● Problem requirements
The records follow. Filter them to the lines that hold "this".
━━━━━ Material to process ━━━━━
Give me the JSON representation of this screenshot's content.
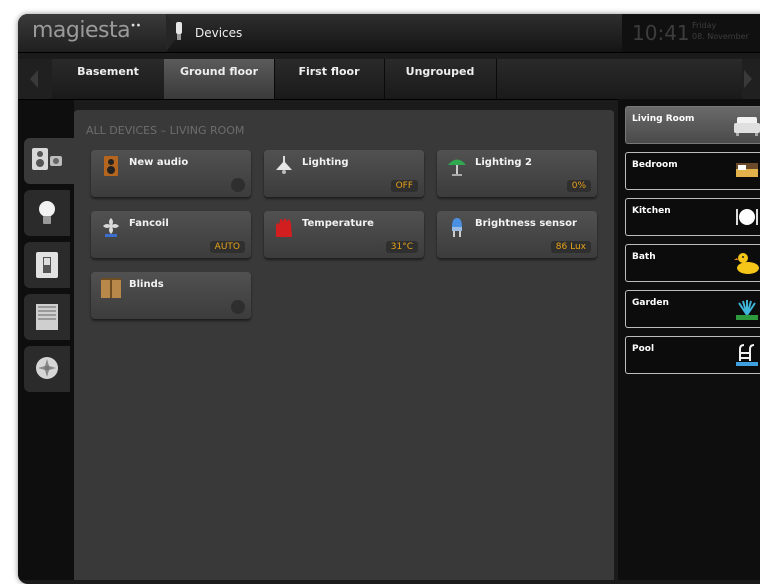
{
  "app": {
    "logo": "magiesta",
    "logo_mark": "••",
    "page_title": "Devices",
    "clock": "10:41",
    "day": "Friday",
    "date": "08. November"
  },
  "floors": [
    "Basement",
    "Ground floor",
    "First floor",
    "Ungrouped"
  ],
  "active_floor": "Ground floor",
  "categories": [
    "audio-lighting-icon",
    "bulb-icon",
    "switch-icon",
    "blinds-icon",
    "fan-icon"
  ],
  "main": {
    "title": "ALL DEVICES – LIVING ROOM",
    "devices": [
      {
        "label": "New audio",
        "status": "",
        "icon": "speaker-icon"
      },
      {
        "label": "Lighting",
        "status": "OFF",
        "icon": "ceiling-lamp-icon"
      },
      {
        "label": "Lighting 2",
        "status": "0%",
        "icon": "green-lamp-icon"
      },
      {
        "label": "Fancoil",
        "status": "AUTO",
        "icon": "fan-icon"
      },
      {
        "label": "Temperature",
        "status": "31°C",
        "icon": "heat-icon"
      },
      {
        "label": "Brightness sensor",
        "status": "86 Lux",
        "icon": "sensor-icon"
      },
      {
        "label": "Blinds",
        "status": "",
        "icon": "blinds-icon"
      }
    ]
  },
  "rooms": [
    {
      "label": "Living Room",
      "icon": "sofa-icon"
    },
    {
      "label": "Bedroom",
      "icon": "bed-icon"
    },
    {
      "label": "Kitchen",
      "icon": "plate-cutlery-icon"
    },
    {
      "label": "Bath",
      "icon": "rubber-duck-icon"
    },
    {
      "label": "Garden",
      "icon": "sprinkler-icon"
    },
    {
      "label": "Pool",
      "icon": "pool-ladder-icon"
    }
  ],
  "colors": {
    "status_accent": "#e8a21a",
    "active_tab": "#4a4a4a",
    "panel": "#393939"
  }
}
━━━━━
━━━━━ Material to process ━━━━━
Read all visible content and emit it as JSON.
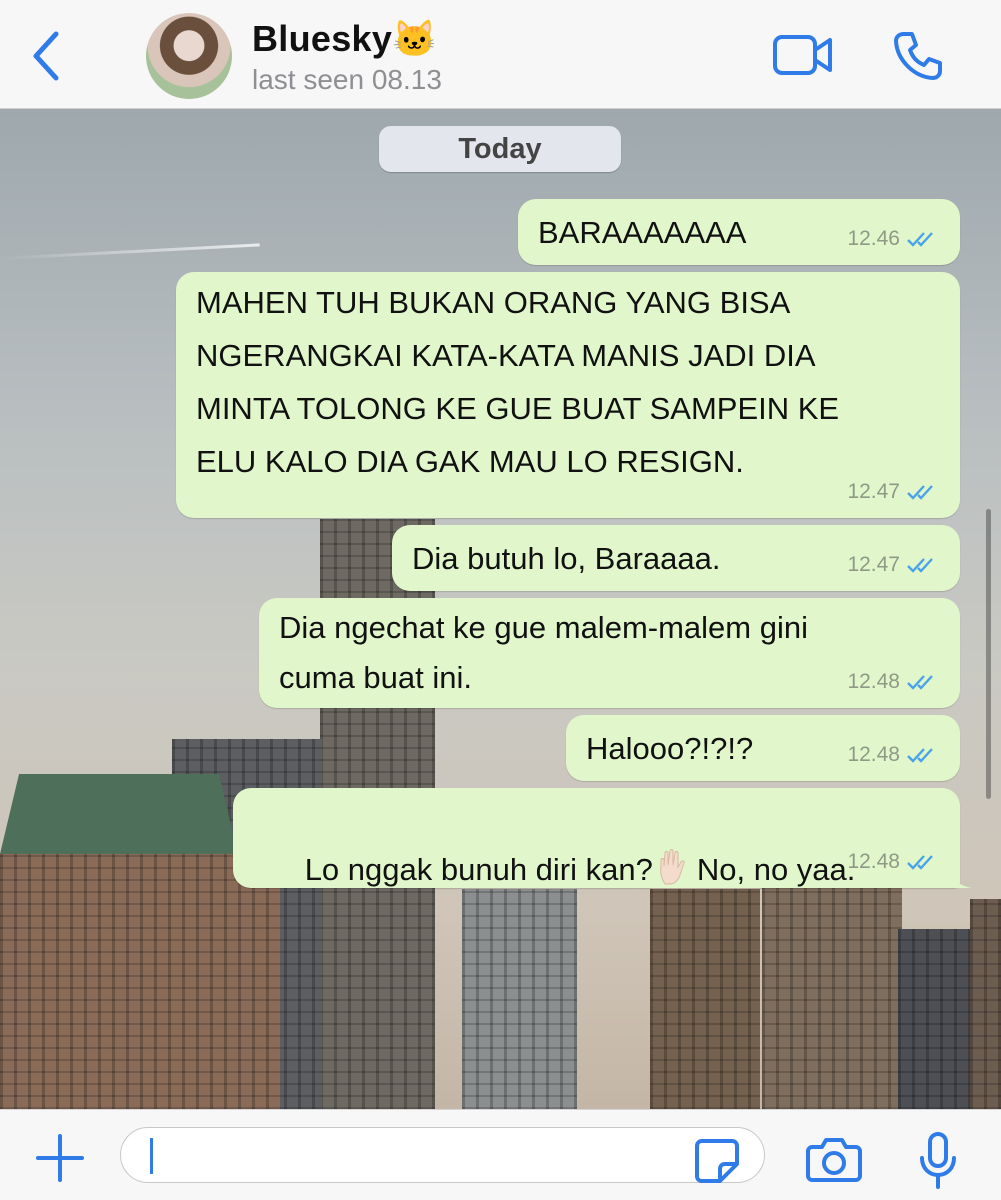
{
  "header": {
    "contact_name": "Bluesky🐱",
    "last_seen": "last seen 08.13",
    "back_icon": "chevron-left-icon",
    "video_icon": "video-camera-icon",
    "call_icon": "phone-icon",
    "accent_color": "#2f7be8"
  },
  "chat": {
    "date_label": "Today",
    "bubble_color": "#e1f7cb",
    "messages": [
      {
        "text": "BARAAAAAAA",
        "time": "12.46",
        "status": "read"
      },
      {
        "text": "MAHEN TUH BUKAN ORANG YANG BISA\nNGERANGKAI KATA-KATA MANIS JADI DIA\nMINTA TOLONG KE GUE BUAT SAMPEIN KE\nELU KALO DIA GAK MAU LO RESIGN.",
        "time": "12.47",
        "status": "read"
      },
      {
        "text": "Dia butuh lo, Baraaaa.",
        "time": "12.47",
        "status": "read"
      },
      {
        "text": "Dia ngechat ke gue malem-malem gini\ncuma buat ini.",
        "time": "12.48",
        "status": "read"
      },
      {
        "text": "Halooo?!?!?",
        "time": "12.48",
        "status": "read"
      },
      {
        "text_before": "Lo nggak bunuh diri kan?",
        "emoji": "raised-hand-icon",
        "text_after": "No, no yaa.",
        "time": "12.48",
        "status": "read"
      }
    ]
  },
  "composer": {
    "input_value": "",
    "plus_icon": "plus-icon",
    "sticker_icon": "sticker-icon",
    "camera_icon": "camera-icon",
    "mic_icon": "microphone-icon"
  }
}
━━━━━
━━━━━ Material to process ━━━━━
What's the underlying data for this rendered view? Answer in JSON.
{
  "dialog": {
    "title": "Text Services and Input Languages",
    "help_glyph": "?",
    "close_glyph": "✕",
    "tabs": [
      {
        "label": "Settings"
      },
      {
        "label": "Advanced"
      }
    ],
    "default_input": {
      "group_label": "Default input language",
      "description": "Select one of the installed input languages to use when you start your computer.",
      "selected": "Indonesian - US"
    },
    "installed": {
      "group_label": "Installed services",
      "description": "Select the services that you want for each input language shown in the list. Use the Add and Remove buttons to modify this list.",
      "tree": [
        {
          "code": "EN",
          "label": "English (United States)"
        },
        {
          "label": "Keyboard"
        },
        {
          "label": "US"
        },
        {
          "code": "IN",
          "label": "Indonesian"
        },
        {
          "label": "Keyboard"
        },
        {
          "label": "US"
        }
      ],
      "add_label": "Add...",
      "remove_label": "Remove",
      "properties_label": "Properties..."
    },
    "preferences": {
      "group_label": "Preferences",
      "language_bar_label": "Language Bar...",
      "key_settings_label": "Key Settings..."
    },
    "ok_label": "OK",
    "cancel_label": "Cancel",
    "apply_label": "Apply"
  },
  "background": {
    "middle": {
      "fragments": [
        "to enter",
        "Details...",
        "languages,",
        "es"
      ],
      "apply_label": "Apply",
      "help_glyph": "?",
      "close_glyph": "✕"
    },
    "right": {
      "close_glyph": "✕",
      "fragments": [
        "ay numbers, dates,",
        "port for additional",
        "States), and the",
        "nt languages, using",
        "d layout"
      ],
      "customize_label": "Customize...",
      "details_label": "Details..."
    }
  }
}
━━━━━
● Task result
Give me the JSON representation of this screenshot's content.
What's the underlying data for this rendered view? Answer in JSON.
      "description": "Select the services that you want for each input language shown in the list. Use the Add and Remove buttons to modify this list.",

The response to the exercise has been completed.